## Task prompt
Omit the images, then output each of the records below exactly.

◇ ◇ ◇ ◇ ◇ ◇ ◇

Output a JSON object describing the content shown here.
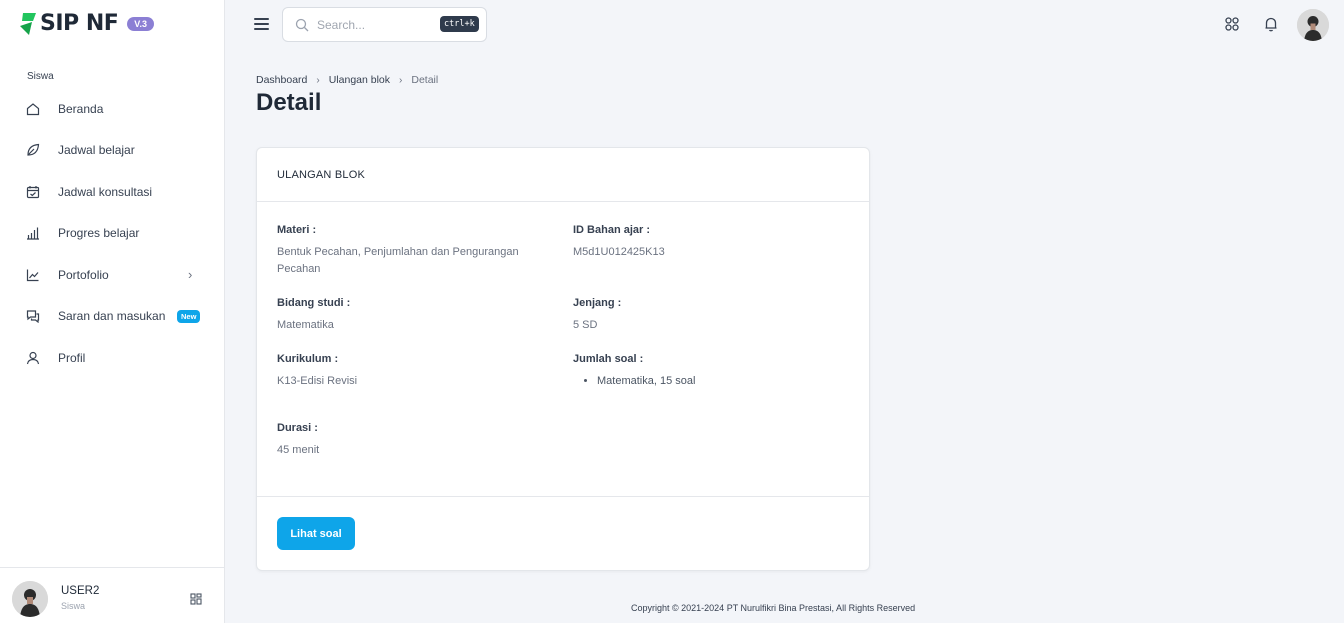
{
  "app": {
    "logo_text": "SIP NF",
    "version_badge": "V.3"
  },
  "sidebar": {
    "section_label": "Siswa",
    "items": [
      {
        "label": "Beranda",
        "icon": "home-icon"
      },
      {
        "label": "Jadwal belajar",
        "icon": "leaf-icon"
      },
      {
        "label": "Jadwal konsultasi",
        "icon": "calendar-check-icon"
      },
      {
        "label": "Progres belajar",
        "icon": "bar-chart-icon"
      },
      {
        "label": "Portofolio",
        "icon": "line-chart-icon",
        "chevron": "›"
      },
      {
        "label": "Saran dan masukan",
        "icon": "chat-icon",
        "badge": "New"
      },
      {
        "label": "Profil",
        "icon": "user-icon"
      }
    ],
    "user": {
      "name": "USER2",
      "role": "Siswa"
    }
  },
  "topbar": {
    "search_placeholder": "Search...",
    "shortcut": "ctrl+k"
  },
  "breadcrumb": {
    "items": [
      "Dashboard",
      "Ulangan blok",
      "Detail"
    ],
    "separator": "›"
  },
  "page": {
    "title": "Detail"
  },
  "card": {
    "header": "ULANGAN BLOK",
    "fields": {
      "materi": {
        "label": "Materi :",
        "value": "Bentuk Pecahan, Penjumlahan dan Pengurangan Pecahan"
      },
      "id_bahan_ajar": {
        "label": "ID Bahan ajar :",
        "value": "M5d1U012425K13"
      },
      "bidang_studi": {
        "label": "Bidang studi :",
        "value": "Matematika"
      },
      "jenjang": {
        "label": "Jenjang :",
        "value": "5 SD"
      },
      "kurikulum": {
        "label": "Kurikulum :",
        "value": "K13-Edisi Revisi"
      },
      "jumlah_soal": {
        "label": "Jumlah soal :",
        "items": [
          "Matematika, 15 soal"
        ]
      },
      "durasi": {
        "label": "Durasi :",
        "value": "45 menit"
      }
    },
    "button_label": "Lihat soal"
  },
  "footer": {
    "copyright": "Copyright © 2021-2024 PT Nurulfikri Bina Prestasi, All Rights Reserved"
  },
  "colors": {
    "accent": "#0ea5e9",
    "logo_green": "#22c55e",
    "badge_purple": "#8b7fd4",
    "background": "#f3f5f9"
  }
}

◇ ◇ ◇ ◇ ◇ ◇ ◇

## Reply to the exercise
Output a JSON object describing the content shown here.
{
  "app": {
    "logo_text": "SIP NF",
    "version_badge": "V.3"
  },
  "sidebar": {
    "section_label": "Siswa",
    "items": [
      {
        "label": "Beranda",
        "icon": "home-icon"
      },
      {
        "label": "Jadwal belajar",
        "icon": "leaf-icon"
      },
      {
        "label": "Jadwal konsultasi",
        "icon": "calendar-check-icon"
      },
      {
        "label": "Progres belajar",
        "icon": "bar-chart-icon"
      },
      {
        "label": "Portofolio",
        "icon": "line-chart-icon",
        "chevron": "›"
      },
      {
        "label": "Saran dan masukan",
        "icon": "chat-icon",
        "badge": "New"
      },
      {
        "label": "Profil",
        "icon": "user-icon"
      }
    ],
    "user": {
      "name": "USER2",
      "role": "Siswa"
    }
  },
  "topbar": {
    "search_placeholder": "Search...",
    "shortcut": "ctrl+k"
  },
  "breadcrumb": {
    "items": [
      "Dashboard",
      "Ulangan blok",
      "Detail"
    ],
    "separator": "›"
  },
  "page": {
    "title": "Detail"
  },
  "card": {
    "header": "ULANGAN BLOK",
    "fields": {
      "materi": {
        "label": "Materi :",
        "value": "Bentuk Pecahan, Penjumlahan dan Pengurangan Pecahan"
      },
      "id_bahan_ajar": {
        "label": "ID Bahan ajar :",
        "value": "M5d1U012425K13"
      },
      "bidang_studi": {
        "label": "Bidang studi :",
        "value": "Matematika"
      },
      "jenjang": {
        "label": "Jenjang :",
        "value": "5 SD"
      },
      "kurikulum": {
        "label": "Kurikulum :",
        "value": "K13-Edisi Revisi"
      },
      "jumlah_soal": {
        "label": "Jumlah soal :",
        "items": [
          "Matematika, 15 soal"
        ]
      },
      "durasi": {
        "label": "Durasi :",
        "value": "45 menit"
      }
    },
    "button_label": "Lihat soal"
  },
  "footer": {
    "copyright": "Copyright © 2021-2024 PT Nurulfikri Bina Prestasi, All Rights Reserved"
  },
  "colors": {
    "accent": "#0ea5e9",
    "logo_green": "#22c55e",
    "badge_purple": "#8b7fd4",
    "background": "#f3f5f9"
  }
}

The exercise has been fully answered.